Therefore, $f'(0) = 0$

And by their powers combined...

$$f'(x) = x * (I[x >= 0] - I[x < 0]) = abs(x)$$

Edit: As Did said, indicator functions are defined case by case so sometimes it's not possible to work with them without splitting. That said, there is a way to obtain $f'(x)$ with a little less surgery. As in:

$$f(x) = \frac12 abs(x)x$$

$$\frac{df(x)}{dx} = \frac{d(\frac12 abs(x)x)}{dx}$$

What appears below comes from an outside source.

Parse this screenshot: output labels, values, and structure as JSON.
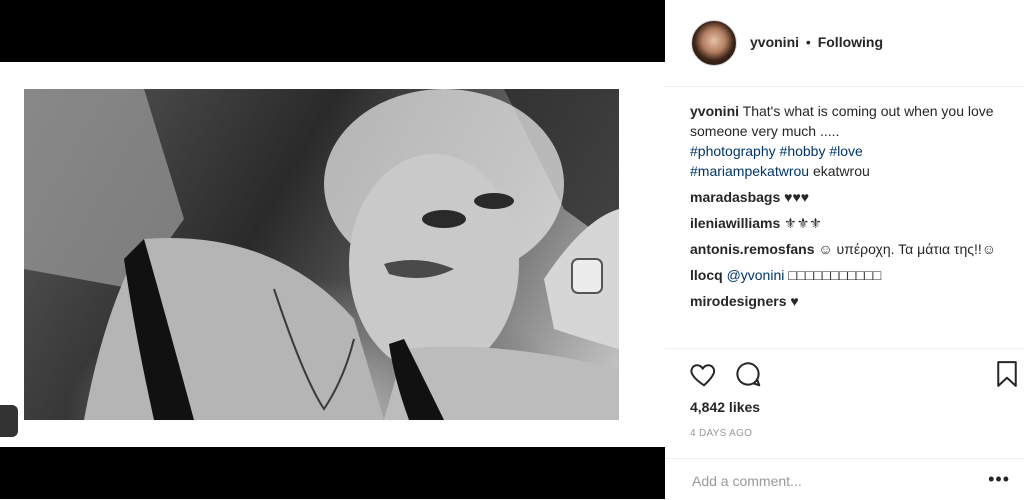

Now, for $x \ne 0$, we can express the derivative of $abs(x)$ as $\frac{abs(x)}x$, so:

$$\frac{d(\frac12 abs(x)x)}{dx} = \frac12\left[ x\frac{d(abs(x))}{dx} + abs(x)\frac{dx}{dx} \right] = \frac12\left[ x\frac{abs(x)}{x} + abs(x)\right] = abs(x)$$

And then for $x=0$ we proceed as before.

• But how would it be solved without splitting it? I don't want it solved case by case. I want to know how the entire expression can be reduced... – The Great Duck Jun 12 '16 at 2:50
• "I don't want it solved case by case" Why? Note that this is an odd requirement, starting from a function very much defined "case by case". – Did Jun 12 '16 at 14:04
• @Did Becuase I want to know the limit identities regarding indicator functions used in solving it. – The Great Duck Jun 15 '16 at 20:46
• @Emisor I see though... I guess whatever direct identity comes into play is too complex for our minds to grasp. Either that, or the identity is the derivation result. – The Great Duck Jun 15 '16 at 20:50